opportunities are available and often support is provided beyond
Poverty, is one of the systemic barriers in
Winnipeg School Division which makes a difference for the learning of
children. Poverty is not simply low income, but a complex, extreme and
diverse set of compounding layers, often generational including:
- Economic pressures
- Impoverished spirit
- Food insecurity
- Lack of adequate housing
- Mental distress/illness/addictions
- Physical ill health
- Social marginalization, isolation, lack of social network
- Little resiliency, lack of alternatives
- Impact of colonization
- Access to education, family history with the education system
- Safe communities
of low income ranged from 3% to 57% among neighbourhoods in the school
division. There were 17 schools with an income below $40,000 (31% of
schools) or/and there were 24 schools with income below $50,000 (44% of

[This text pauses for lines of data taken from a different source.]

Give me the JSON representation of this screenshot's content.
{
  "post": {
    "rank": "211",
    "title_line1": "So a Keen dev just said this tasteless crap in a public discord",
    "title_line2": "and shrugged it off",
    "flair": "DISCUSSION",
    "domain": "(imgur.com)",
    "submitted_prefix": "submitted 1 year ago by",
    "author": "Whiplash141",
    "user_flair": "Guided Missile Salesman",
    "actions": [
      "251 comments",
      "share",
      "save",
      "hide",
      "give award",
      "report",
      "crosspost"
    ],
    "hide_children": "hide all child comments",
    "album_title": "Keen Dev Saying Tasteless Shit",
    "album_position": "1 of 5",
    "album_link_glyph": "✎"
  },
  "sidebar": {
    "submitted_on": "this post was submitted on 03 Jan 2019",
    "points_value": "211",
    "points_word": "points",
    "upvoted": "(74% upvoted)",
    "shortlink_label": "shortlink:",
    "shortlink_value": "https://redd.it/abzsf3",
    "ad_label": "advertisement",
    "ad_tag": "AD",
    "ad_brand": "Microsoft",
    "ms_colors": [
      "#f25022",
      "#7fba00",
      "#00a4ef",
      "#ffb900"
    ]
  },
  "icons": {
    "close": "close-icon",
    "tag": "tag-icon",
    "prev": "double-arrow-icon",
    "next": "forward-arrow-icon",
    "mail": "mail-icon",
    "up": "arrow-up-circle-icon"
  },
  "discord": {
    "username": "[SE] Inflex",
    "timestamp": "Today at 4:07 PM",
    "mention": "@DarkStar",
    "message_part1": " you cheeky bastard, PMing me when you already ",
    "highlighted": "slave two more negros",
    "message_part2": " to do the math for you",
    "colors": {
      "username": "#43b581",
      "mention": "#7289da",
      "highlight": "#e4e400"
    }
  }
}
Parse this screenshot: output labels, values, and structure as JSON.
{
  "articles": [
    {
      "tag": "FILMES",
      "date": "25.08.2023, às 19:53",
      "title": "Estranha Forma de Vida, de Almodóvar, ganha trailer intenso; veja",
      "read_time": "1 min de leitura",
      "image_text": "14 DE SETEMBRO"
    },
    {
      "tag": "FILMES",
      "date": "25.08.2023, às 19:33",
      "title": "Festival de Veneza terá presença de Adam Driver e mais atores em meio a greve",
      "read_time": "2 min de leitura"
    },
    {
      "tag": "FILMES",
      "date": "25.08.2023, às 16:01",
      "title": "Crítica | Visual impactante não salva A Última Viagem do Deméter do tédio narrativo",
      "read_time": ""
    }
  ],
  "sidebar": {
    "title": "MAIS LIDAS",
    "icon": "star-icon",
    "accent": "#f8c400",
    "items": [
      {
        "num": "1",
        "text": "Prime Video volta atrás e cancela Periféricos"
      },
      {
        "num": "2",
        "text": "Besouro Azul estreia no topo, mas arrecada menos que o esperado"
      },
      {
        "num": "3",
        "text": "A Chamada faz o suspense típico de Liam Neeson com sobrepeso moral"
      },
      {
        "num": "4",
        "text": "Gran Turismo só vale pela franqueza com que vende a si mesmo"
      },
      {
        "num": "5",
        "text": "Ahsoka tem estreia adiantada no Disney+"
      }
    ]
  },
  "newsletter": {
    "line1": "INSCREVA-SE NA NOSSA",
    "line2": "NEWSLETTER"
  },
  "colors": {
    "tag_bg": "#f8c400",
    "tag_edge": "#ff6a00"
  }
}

In addition to these layers of poverty, students or staff with disabilities living in poverty may experience:
- Inadequate Funding which may lead to delayed education services.
- Physical Inaccessibility to School/Facilities
- Accommodation Process can be delayed
- Transportation barriers
- Lack of Individualization – need for individualized plans
- Lack of relevant assistive technologies (assistive, adaptive and rehabilitative devices)
- Negative Attitudes and Stereotypes which may result in bullying, harassment and/or violence
Physical and Architectural
of the schools in WSD were built during the early part of the last
century in areas that are now highly developed. This limits the space
for expansion to accommodate additions such as parking, elevators and
ramps. All construction upgrades in WSD must be approved by The Public
Schools Finance Board. Due to the extensive cost and scope of work of
making all of the 89 existing facilities universally accessible,
implementation is prioritized on a need to need basis or coordinated
with major renovations and new projects.
School Division’s dedication to accessibility can be seen through many
initiatives, including planning for the upcoming AMA standards. The
overall goal of Winnipeg School Division is to ensure diverse,
inclusive, equitable and accessible education for all.
Part 2 Section A